[Collected data entries]
------------

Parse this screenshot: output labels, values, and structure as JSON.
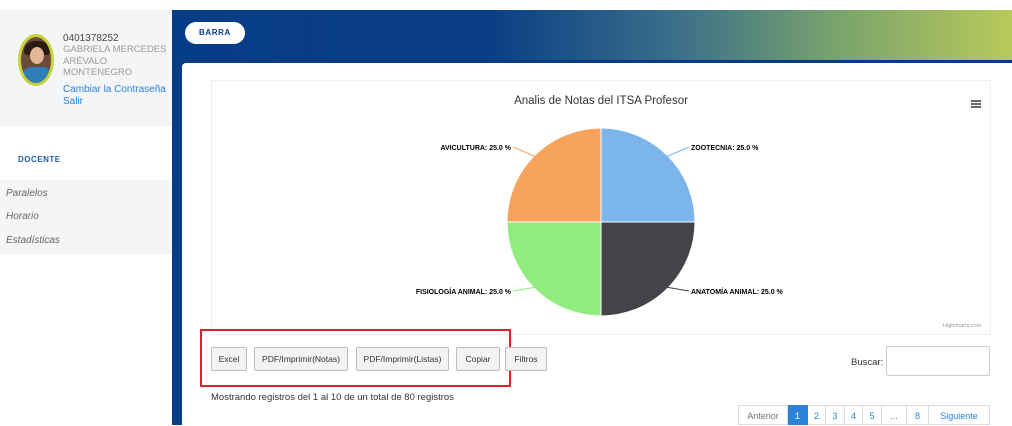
{
  "user": {
    "id": "0401378252",
    "name_lines": [
      "GABRIELA MERCEDES",
      "ARÉVALO",
      "MONTENEGRO"
    ],
    "change_password_link": "Cambiar la Contraseña",
    "logout_link": "Salir"
  },
  "sidebar": {
    "section_title": "DOCENTE",
    "items": [
      {
        "label": "Paralelos"
      },
      {
        "label": "Horario"
      },
      {
        "label": "Estadísticas"
      }
    ]
  },
  "topbar": {
    "button_label": "BARRA"
  },
  "chart": {
    "menu_icon": "hamburger-icon",
    "credit": "Highcharts.com"
  },
  "chart_data": {
    "type": "pie",
    "title": "Analis de Notas del ITSA Profesor",
    "slices": [
      {
        "name": "ZOOTECNIA",
        "value": 25.0,
        "label": "ZOOTECNIA: 25.0 %",
        "color": "#7cb5ec"
      },
      {
        "name": "ANATOMÍA ANIMAL",
        "value": 25.0,
        "label": "ANATOMÍA ANIMAL: 25.0 %",
        "color": "#434348"
      },
      {
        "name": "FISIOLOGÍA ANIMAL",
        "value": 25.0,
        "label": "FISIOLOGÍA ANIMAL: 25.0 %",
        "color": "#90ed7d"
      },
      {
        "name": "AVICULTURA",
        "value": 25.0,
        "label": "AVICULTURA: 25.0 %",
        "color": "#f7a35c"
      }
    ]
  },
  "toolbar": {
    "buttons": [
      {
        "label": "Excel"
      },
      {
        "label": "PDF/Imprimir(Notas)"
      },
      {
        "label": "PDF/Imprimir(Listas)"
      },
      {
        "label": "Copiar"
      },
      {
        "label": "Filtros"
      }
    ],
    "search_label": "Buscar:",
    "search_value": ""
  },
  "table_info": "Mostrando registros del 1 al 10 de un total de 80 registros",
  "pagination": {
    "previous": "Anterior",
    "pages": [
      "1",
      "2",
      "3",
      "4",
      "5",
      "...",
      "8"
    ],
    "next": "Siguiente",
    "active_page": "1"
  },
  "colors": {
    "primary": "#073c87",
    "link": "#2a83d8",
    "highlight_box": "#e0212a"
  }
}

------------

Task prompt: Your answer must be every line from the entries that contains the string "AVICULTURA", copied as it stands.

Response area:
        "name": "AVICULTURA",
        "label": "AVICULTURA: 25.0 %",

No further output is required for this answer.